"Swiss mining company Xstrata PLC on Thursday said it would stop development of two major projects in Australia, saying neither will be viable under the government's proposed resources tax. ... In its announcement Thursday, Xstrata said it will stop development of its A$6 biillion Wandoan thermal coal project and its A$600 million Ernest Henry underground copper project. The move follows Xstrata's decision in early May to also suspend a A$30 million three-year copper exploration program. ... Prime Minister Kevin Rudd cast doubts on Xstrata's move, saying it was strange that the company should stop spending on Wandoan when the legislation covering the new tax won't be drafted for 12 months and it won't come into effect for two years. ... The tax targets profits, not production. ... 'The resoruce super-profits tax has created significant uncertainty for the future of mining insvetment into Australia and would impair the value of previosuly approved projects and exploration to the point that continued investment can no longer be justified,' Xstrata Chief Executive Mick Davis said", my emphasis, Ray Brindal at the WSJ, 4 June 2010, link: http://online.wsj.com/article/SB10001424052748703561604575283461667881540.html.

"'The Australian people own those resources, and they deserve a fairer share of those resources,' said Kevin Rudd, prime minister, in a television interview", William MacNamara at the FT, 4 June 2010.

"'The impact of the tax eliminates the net present value of the Wandoan coal project almost entirely and substantially reduces the value of the Ernest Henry underground shaft project,' Mr. Davis said", Peter Smith at the FT, 4 June 2010.

Will Australia return 40% of a company's deficiency if an investment yields less than 6%? We note Australia wants to change taxes on existing investments. Does Australia's government believe mining ventures, 95% of which fail to find an economic orebody, are government bonds? Or are Australian government bonds as risky as mining ventures? Of course the investments wouldn't have been made. When Rio did its IRR calculations ten years ago, it assumed existing tax rates. If Rio had assumed a higher tax rate, its projected after-tax cash flows would have been smaller. What's not to understand? A substantial amount of ore in Australia will become "extra-marginal" if this tax goes through.

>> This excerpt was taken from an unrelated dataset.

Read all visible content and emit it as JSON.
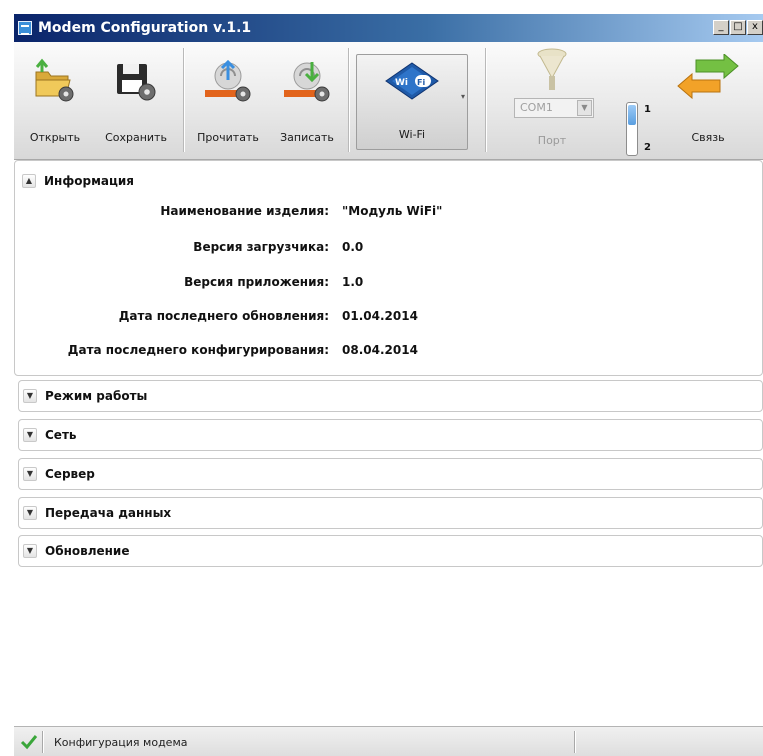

In addition, the hurdle rate for all investments in Australia will increase as a result of "tax uncertainty". But "the ore belongs to the people". It did until Australia leased the land. See my 28 March 2008 post: http://skepticaltexascpa.blogspot.com/2008/03/stripper-well-economics.html. This proposed tax reminds me of 1980's "Windfall Profits Tax" which failed to produce the revenues Jimmy Carter & Co. projected, link:http://en.wikipedia.org/wiki/Windfall_profits_tax.

I reject Swan's argument. If one has a long-term supply contract at a fixed price, that's it. The price is fixed. If one forms a partnership, he also agrees to a profit division. Over the long run as mining investments decrease, the new tax will cause some increase in commodities prices.

Is Rudd really this stupid? Suppose Xstrata did an IRR calculation on a project which its expects to have cash flows for the next 25 years. If the new tax comes into effect in two years, it will reduce the project's cash flows in years 3-25. What's strange Rudd? The change in projections is made now. Henry, raise your own army. See my 21 March 2010 post:

Rudd ignores Australia's agreeing to its cut when the resource projects started. Australia and the miners made a deal. Stick with it. See my 12 June 2010 post:

Net present value? Have you ever heard of the term Rudd?

1 comment:

Anonymous said...

Totally disagree with you IA.

Governments raise and lower tax rates all the time.

Mineral rights are a form of tax.

Companies face many risks in exploration.

This is "regulator risk".